The agencies we speak to often don’t realise that their day-to-day activity is in fact research and development (R&D). “So what?” you may think if you don’t understand R&D either, but falling for these misconceptions could be costing you big money.
You could potentially be missing out on more than £50,000 a year. Companies carrying out R&D can potentially qualify for tax credits from HM Revenue & Customs (HMRC) in the form of a cash repayment or a corporation tax reduction.
With SME’s being able to recoup up to 33p in every £1 spent on development, most of our clients receive more than £50,000 a year. Big business can claim too, albeit at a lower rate. However, the size of their enterprise usually means a significant benefit for them too.
For some agencies, this cash boost will mean they can invest back into their business, hiring new staff and going on to win new accounts. For others it could be the means to bridge the gap between funding rounds.

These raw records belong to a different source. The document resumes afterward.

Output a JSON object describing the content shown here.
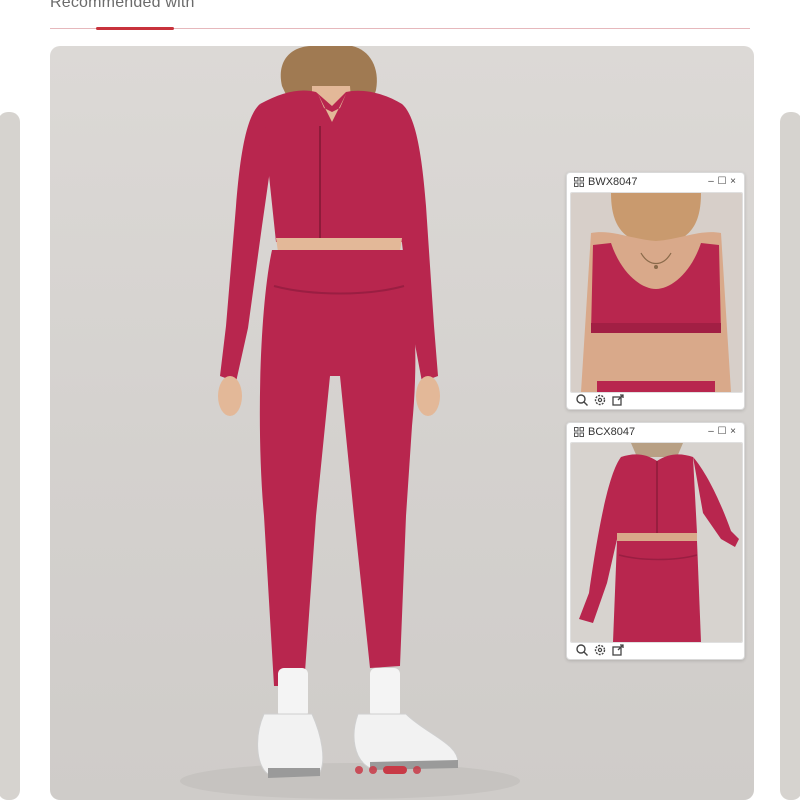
{
  "section": {
    "title": "Recommended with"
  },
  "colors": {
    "accent": "#c8323c",
    "garment": "#b8264e",
    "background": "#d8d5d2"
  },
  "main_image": {
    "description_icon": "product-photo",
    "carousel": {
      "total": 4,
      "active_index": 2
    }
  },
  "popups": [
    {
      "code": "BWX8047",
      "icons": [
        "grid-icon",
        "minimize-icon",
        "maximize-icon",
        "close-icon"
      ],
      "tools": [
        "zoom-icon",
        "settings-icon",
        "share-icon"
      ]
    },
    {
      "code": "BCX8047",
      "icons": [
        "grid-icon",
        "minimize-icon",
        "maximize-icon",
        "close-icon"
      ],
      "tools": [
        "zoom-icon",
        "settings-icon",
        "share-icon"
      ]
    }
  ],
  "window_buttons": {
    "minimize": "–",
    "maximize": "☐",
    "close": "×"
  }
}
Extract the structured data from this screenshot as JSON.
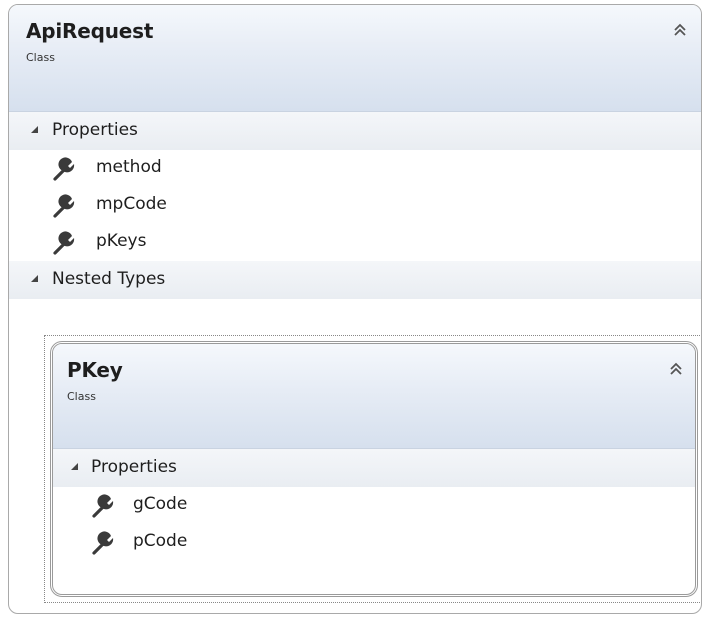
{
  "outer_class": {
    "name": "ApiRequest",
    "kind": "Class",
    "properties_label": "Properties",
    "properties": [
      "method",
      "mpCode",
      "pKeys"
    ],
    "nested_label": "Nested Types"
  },
  "nested_class": {
    "name": "PKey",
    "kind": "Class",
    "properties_label": "Properties",
    "properties": [
      "gCode",
      "pCode"
    ]
  },
  "icons": {
    "collapse": "double-chevron-up-icon",
    "property": "wrench-icon",
    "section_toggle": "triangle-expanded-icon"
  },
  "colors": {
    "header_gradient_top": "#f5f8fc",
    "header_gradient_bottom": "#d6e0ee",
    "section_bg": "#e9edf2",
    "border": "#a9a9a9"
  }
}
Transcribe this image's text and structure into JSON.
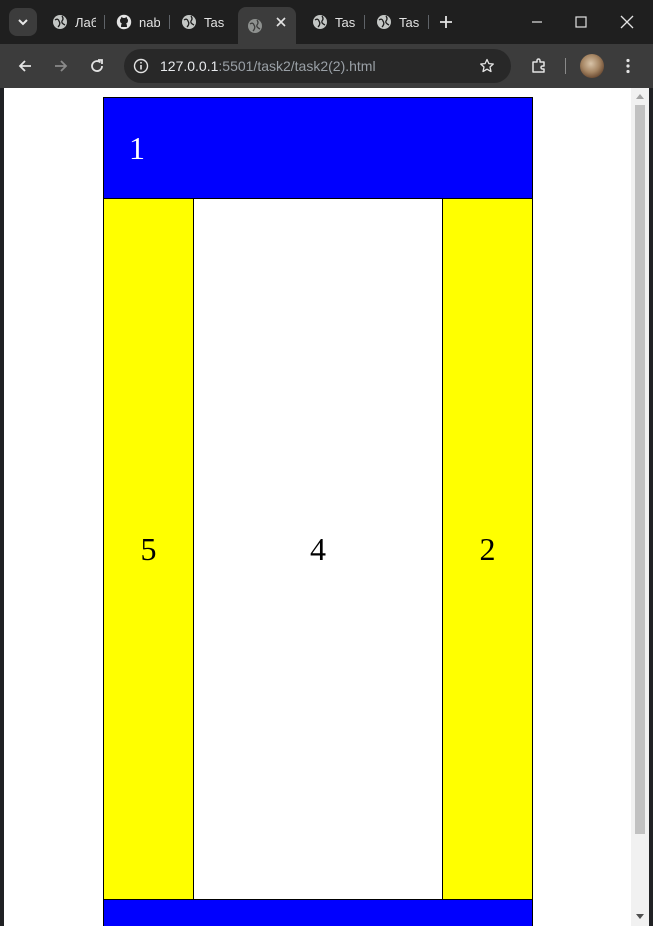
{
  "tabs": [
    {
      "label": "Лаб",
      "icon": "globe-icon"
    },
    {
      "label": "nab",
      "icon": "github-icon"
    },
    {
      "label": "Tasl",
      "icon": "globe-icon"
    },
    {
      "label": "",
      "icon": "globe-icon",
      "active": true
    },
    {
      "label": "Tas",
      "icon": "globe-icon"
    },
    {
      "label": "Tas",
      "icon": "globe-icon"
    }
  ],
  "address_bar": {
    "host": "127.0.0.1",
    "path": ":5501/task2/task2(2).html"
  },
  "page": {
    "block_1": "1",
    "block_5": "5",
    "block_4": "4",
    "block_2": "2",
    "block_3": ""
  },
  "colors": {
    "header_footer": "#0000ff",
    "side_columns": "#ffff00",
    "center": "#ffffff"
  }
}
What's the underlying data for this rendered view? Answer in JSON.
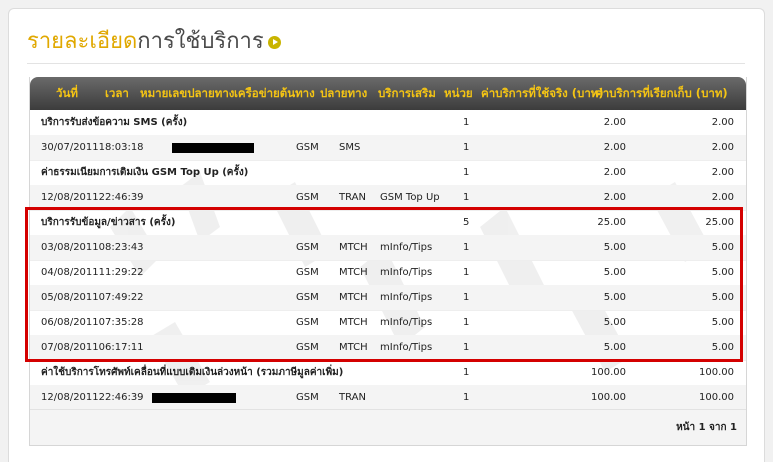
{
  "title": {
    "part1": "รายละเอียด",
    "part2": "การใช้บริการ"
  },
  "columns": {
    "date": "วันที่",
    "time": "เวลา",
    "dest_number": "หมายเลขปลายทาง",
    "origin_network": "เครือข่ายต้นทาง",
    "dest_network": "ปลายทาง",
    "extra_service": "บริการเสริม",
    "unit": "หน่วย",
    "actual_charge": "ค่าบริการที่ใช้จริง (บาท)",
    "billed_charge": "ค่าบริการที่เรียกเก็บ (บาท)"
  },
  "rows": [
    {
      "type": "section",
      "desc": "บริการรับส่งข้อความ SMS (ครั้ง)",
      "qty": "1",
      "actual": "2.00",
      "billed": "2.00"
    },
    {
      "type": "item",
      "datetime": "30/07/201118:03:18",
      "network": "GSM",
      "dtype": "SMS",
      "service": "",
      "qty": "1",
      "actual": "2.00",
      "billed": "2.00",
      "redacted": true
    },
    {
      "type": "section",
      "desc": "ค่าธรรมเนียมการเติมเงิน GSM Top Up (ครั้ง)",
      "qty": "1",
      "actual": "2.00",
      "billed": "2.00"
    },
    {
      "type": "item",
      "datetime": "12/08/201122:46:39",
      "network": "GSM",
      "dtype": "TRAN",
      "service": "GSM Top Up",
      "qty": "1",
      "actual": "2.00",
      "billed": "2.00"
    },
    {
      "type": "section",
      "desc": "บริการรับข้อมูล/ข่าวสาร (ครั้ง)",
      "qty": "5",
      "actual": "25.00",
      "billed": "25.00"
    },
    {
      "type": "item",
      "datetime": "03/08/201108:23:43",
      "network": "GSM",
      "dtype": "MTCH",
      "service": "mInfo/Tips",
      "qty": "1",
      "actual": "5.00",
      "billed": "5.00"
    },
    {
      "type": "item",
      "datetime": "04/08/201111:29:22",
      "network": "GSM",
      "dtype": "MTCH",
      "service": "mInfo/Tips",
      "qty": "1",
      "actual": "5.00",
      "billed": "5.00"
    },
    {
      "type": "item",
      "datetime": "05/08/201107:49:22",
      "network": "GSM",
      "dtype": "MTCH",
      "service": "mInfo/Tips",
      "qty": "1",
      "actual": "5.00",
      "billed": "5.00"
    },
    {
      "type": "item",
      "datetime": "06/08/201107:35:28",
      "network": "GSM",
      "dtype": "MTCH",
      "service": "mInfo/Tips",
      "qty": "1",
      "actual": "5.00",
      "billed": "5.00"
    },
    {
      "type": "item",
      "datetime": "07/08/201106:17:11",
      "network": "GSM",
      "dtype": "MTCH",
      "service": "mInfo/Tips",
      "qty": "1",
      "actual": "5.00",
      "billed": "5.00"
    },
    {
      "type": "section",
      "desc": "ค่าใช้บริการโทรศัพท์เคลื่อนที่แบบเติมเงินล่วงหน้า (รวมภาษีมูลค่าเพิ่ม)",
      "qty": "1",
      "actual": "100.00",
      "billed": "100.00"
    },
    {
      "type": "item",
      "datetime": "12/08/201122:46:39",
      "network": "GSM",
      "dtype": "TRAN",
      "service": "",
      "qty": "1",
      "actual": "100.00",
      "billed": "100.00",
      "redacted": true
    }
  ],
  "pager": "หน้า 1 จาก 1",
  "colors": {
    "accent": "#f4c414",
    "highlight": "#d40000",
    "title_accent": "#e0a800"
  }
}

At ForrestBrown, we work with more than 100 agencies across the UK, and it is surprising how many misconceptions exist. Most of them involve agencies struggling to identify whether they qualify, the full extent of their R&D activities or which of their costs they can reclaim.
Six common R&D tax credit misconceptions
“We’re not solving the World’s problems”
For developers in particular, R&D is their daily bread and butter. But often they simply don’t see what they are doing as making an advance in technology through the resolution of uncertainty.
In our experience, if you are customising software or integrating platforms, there are a number of ways in which these efforts could qualify as R&D. We tend to think of an advance in two ways; the first is, is it new? Have you created a product, process, device or service using new knowledge or capabilities? Or have you extended overall knowledge in the field to gain a competitive advantage?
The second is improvement. Have you made an existing product, process, device or service better? Or, have you duplicated something that already exists in a new way?
Recent projects that we have included in claims on behalf of agency clients include: creating shirt configuration technology; delivering a new route planner site and app and imagining council services online.
“Loss-making companies cannot make a claim”
Wrong. The rate of relief for a loss-making SME is actually more than for a profit-making SME. Loss-making agencies with less than 500 staff and a turnover of less than €100m (roughly £80m at the time of writing) can recoup up to 33.35% of their development costs. So, a loss making agency investing £100,000 in R&D could claim up to £33,350 in savings. Those making a profit can, of course, still claim and receive up to 26% of their expenditure returned – that’s up to 26p for every £1 spent.
“R&D tax credits are only for successful research”
Failing is a natural part of R&D, and HMRC’s R&D tax relief schemes don’t penalise companies for trying. As long you’ve identified the uncertainties and are genuinely trying to overcome them through R&D, you can include unsuccessful projects in your claim.
“Client projects can’t be included”
This is one of the biggest misconceptions we hear at ForrestBrown. In fact, a number of our clients have previously under-claimed by omitting projects they have undertaken for clients. So, that real-time, location-based app you’re creating for a big B2C brand – yes, that can be included as part of your qualifying activity.
“That research was part of a pitch”
Inevitably, pitching for business in the agency world often includes coming to a new business meeting with your ideas already developed. Your client wants to compare your creative and technical abilities to those of your competitors. You win some, you lose some – but importantly, the time your staff spent on creating your proof of concept can qualify.
“Employer pension contributions do not qualify for R&D tax credits”
Finally, as well as wages, you can also include employer national insurance and pension contributions. A percentage of your subcontractor costs can also be factored in. Consumables also qualify, as well as expenditure on software. We often find that our clients have previously been under claiming and missing out; for example, we recently optimised a new clients’ claim, boosting their benefit 14-fold to more than £200,000.
Making innovation pay
We started working with Simpleweb, a SaaS and mobile products agency, in 2015. They had previously used a Big Four accountant to claim R&D tax credits. We increased their claim by 57% on their previous one by identifying more qualifying costs – 21% of their total expenditure on R&D. Since then, they’ve transformed the way their developers work; consideration to R&D is given at the outset of new projects, and time is spent each week generating ideas for innovation.
Lisa Marie-Smith is director at ForrestBrown.